Japan's factory activity remained in contraction territory in November, according to a private survey.

The au Jibun Bank flash manufacturing purchasing manager's index was at 48.1 in November, the lowest since February. It was also lower than 48.7 in October.

The November reading was the sixth straight month that factory activity in Japan contracted.

The survey said both high demand and the number of new orders will further shrink, and the rate of decline in the number of new orders will also continue to decline. Backlog declines were at an eight month high.

The flash services PMI for November was 51.7, virtually unchanged from 51.6 in October supported by a slight but sustained increase in business activity.

Readings below 50 denote a contraction, while above mean expansion.

— Shreyashi Sanyal

Japan's core consumer prices rise slower than expected in October

Japan's core consumer prices rose at a slightly slower than expected pace in October, according to government data released on Friday.

Core CPI in Japan rose 2.9% last month on a year-over-year basis. This reading was below a Reuters poll forecast of a 3% rise.

The core reading includes oil products but excludes fresh food prices.

Excluding energy products and fresh food, consumer prices rose 4% in October from a year ago, slower than 4.2% in September.

— Shreyashi Sanyal

Healthcare, AI and more: How one pro is investing for a 'Goldilocks' economy

Uncertainty in global markets coupled with persistently high inflation has raised the question of whether there will be a hard or soft economic landing.

Andy Budden, investment director for equities at global financial services firm Capital Group, is in the latter camp and expects the U.S. Federal Reserve to keep rates high but not tip the economy into a recession.

Taking into account his expected economic outcome, Budden named four themes to watch — and outlines the type of dividend stocks he likes.

CNBC Pro subscribers can read more here.

— Amala Balakrishner

CNBC Pro: Global growth stocks are making a comeback, Goldman says, highlighting names

European growth stocks haven't been doing as well as their U.S. peers this year.

Growth stocks in the region have underperformed value stocks by 13% since the start of the rate-hiking cycle in 2022, according to Goldman Sachs in a Nov. 20 report.

But the investment bank expects that to change soon, and highlighted some names.

CNBC Pro subscribers can read more here.

— Weizhen Tan

OPEC+ oil group to hold virtual meeting on Nov. 30

Opec logo displayed on a smart phone with Opec seen in the background, in this photo illustration. On 10 September 2023. In Brussels, Belgium. (Photo illustration by Jonathan Raa/NurPhoto via Getty Images)
Nurphoto | Nurphoto | Getty Images

The influential oil group reuniting the Organization of the Petroleum Exporting Countries and its allies will hold a virtual meeting to decide crude production strategy on Nov. 30, the OPEC Secretariat said.

The group, collectively known as OPEC+, was supposed to convene in person in Vienna over Nov. 25-26 but has since postponed its meeting amid inter-member disgruntlement — weighing on intraday prices on Thursday.

The Ice Brent contract with January expiry was trading at $80.30 per barrel at 2:10 p.m. London time, down by $1.66 per barrel from the Wednesday settlement.

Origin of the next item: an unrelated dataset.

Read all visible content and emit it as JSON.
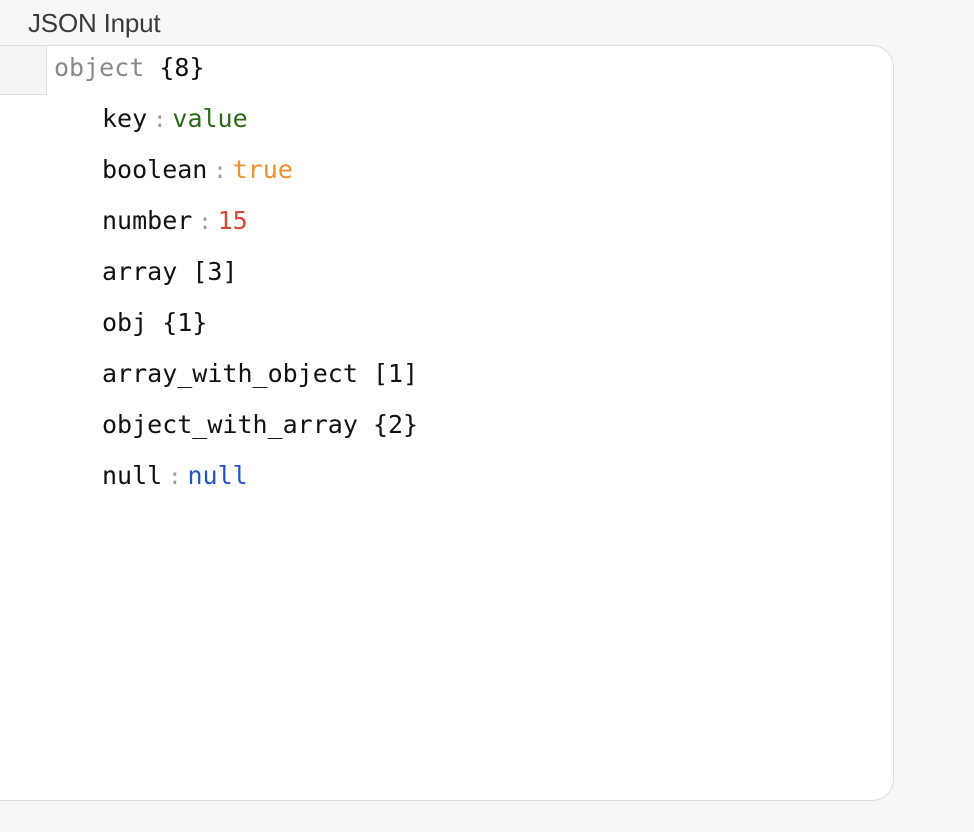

The Nymex WTI contract with January delivery was at $75.45 per barrel, lower by $1.65 per barrel from the previous day's close price.

Ruxandra Iordache

CNBC Pro: After a tough quarter for the global luxury sector, UBS reveals the 3 stocks to buy for 2024

UBS named three stocks in the luxury for investors looking ahead to 2024.

One of the bank's stock picks is expected to rise by nearly 40% over the next 12 months despite the risk of a recession.

Analysts at the bank also said their three picks had attractive valuations that would see minimal downside in a potential downturn.

CNBC Pro subscribers can read more here.

— Ganesh Rao